Hi fellow forum members.
You may gather from the title that I am from Australia
. A look at my profile will reveal more about me but in brief I am 46 years of age, live in Melbourne and sail a Hartley TS21 trailer sailer with my wife, Sue.
I have never contributed to a forum before and am unsure on which is the correct path to take to post my question(s) so I thought it best to start here and see what happens.
Sue & I have three sons aged from 18 to 22. After what seems too short a period we have recently become 'empty nesters'. All three of our boys have moved out. Our youngest son has departed the home only temporarily. He is currently at a summer camp in Maine
teaching young people how to sail. He is due back home in September but he is making noises of travelling then to the UK.
As a result of our changed circumstances we have been re-evaluating our lifestyle and are considering selling the family
home and using the money
a yacht and a smaller home. Our intention is to possibly live aboard the yacht, keeping many of our wordly goods in storage
out the small home to offset the mortgage outgoings.
As my wife and I both love sailing and are happiest when afloat we are quite excited at the prospect. Our problem now is what type of boat?
We have never done any blue water passage
cruising and our idea of the right type of boat is unfortunately being formed by a lot of lounge chair decisions. We thought we'd narrowed the field and settled on what we believed would be the right yacht suited to our needs. Up till now we thought a centre cockpit
rigged, 40 to 45 footer would be perfect. We reasoned that the centre cockpit
provides us with our own 'space' aboard and the length would provide adequate room for us to live aboard. Boats such as the Norseman 447, Passport 40, Peterson
42/44, etc. etc appear to fit the bill.
However, recent advice from an experienced blue water
cruiser suggested we should not be looking at anything larger than 35'. 33' being possibly the ideal length. His reasoning being that the larger the boat the harder everything is to handle, such as retrieving the anchor
, reducing sail, etc. He also suggested that the bigger the boat the bigger the maintenance
As you can see, we are now faced with a quandry. We value this particular friends advice but are concerned that the smaller boat will be too small to live on. Equally we don't want to end up with a boat that is too big for us to handle without having to invite additional crew on board every time we wanted to go sailing.
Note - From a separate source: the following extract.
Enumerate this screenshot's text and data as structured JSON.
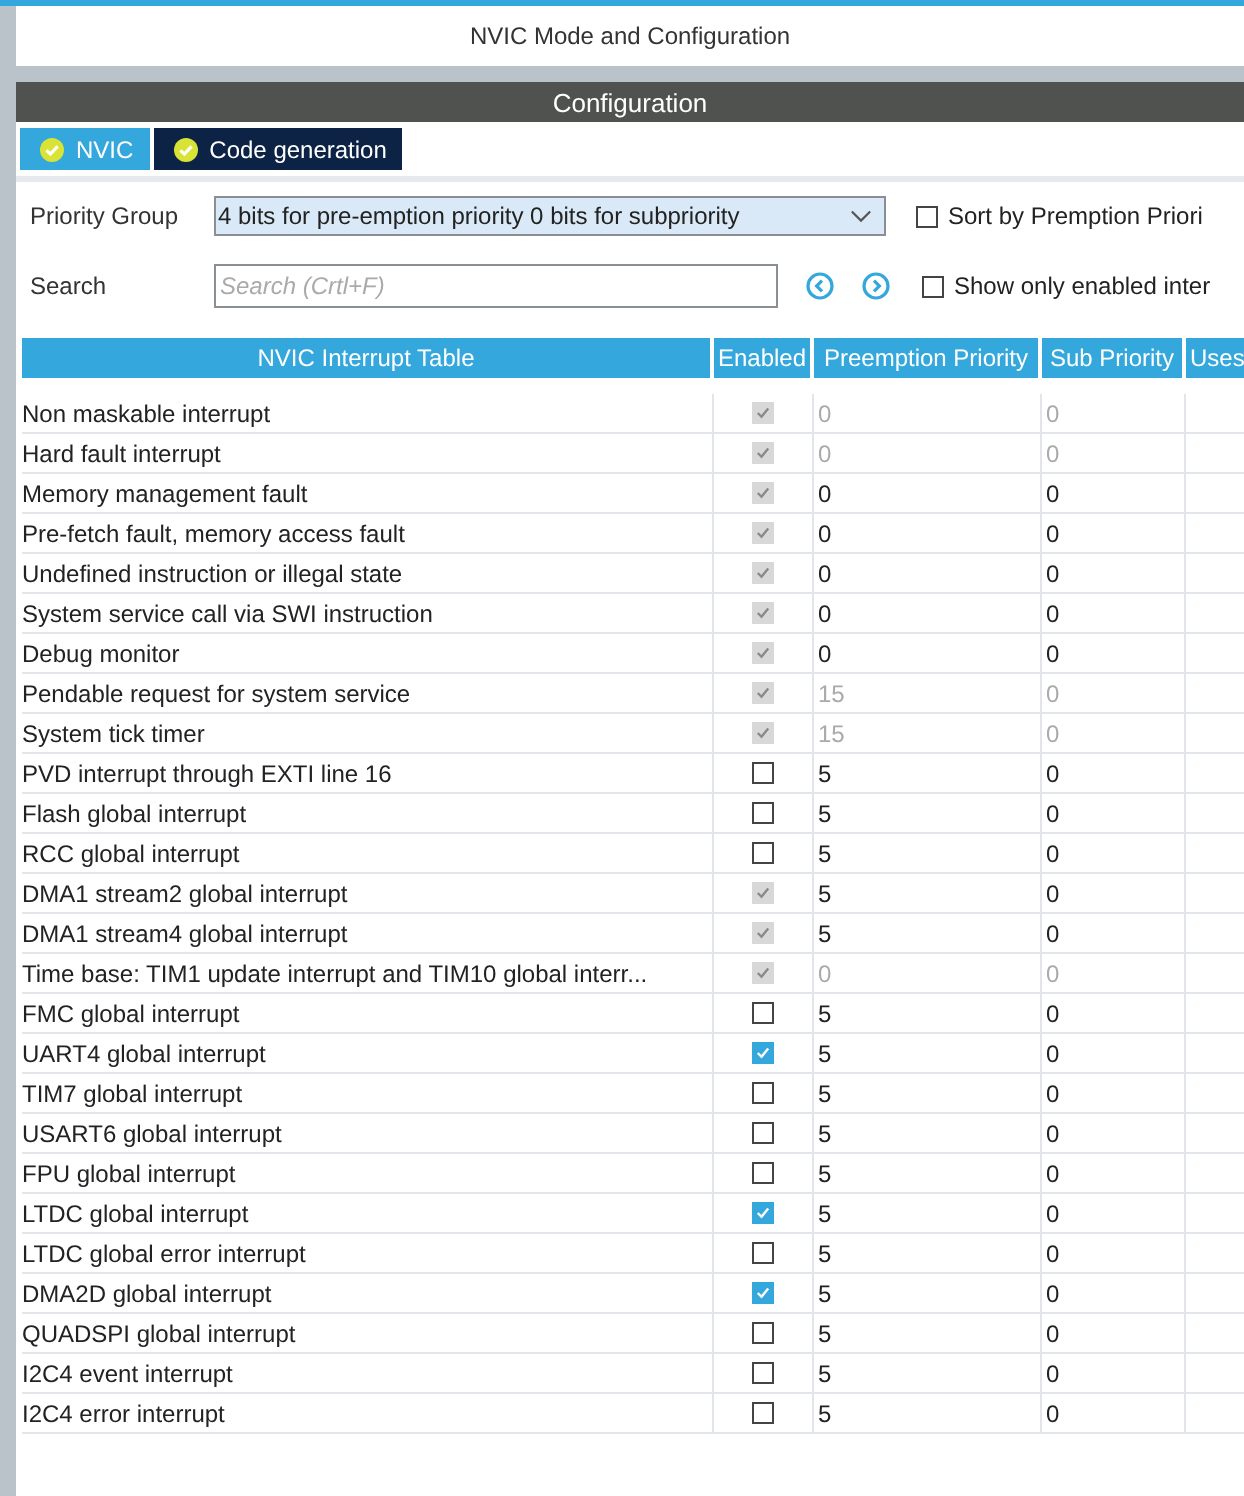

this I am hoping to receive some good advice from those who know and have already been down this path before.
Looking forward to receiving your replies.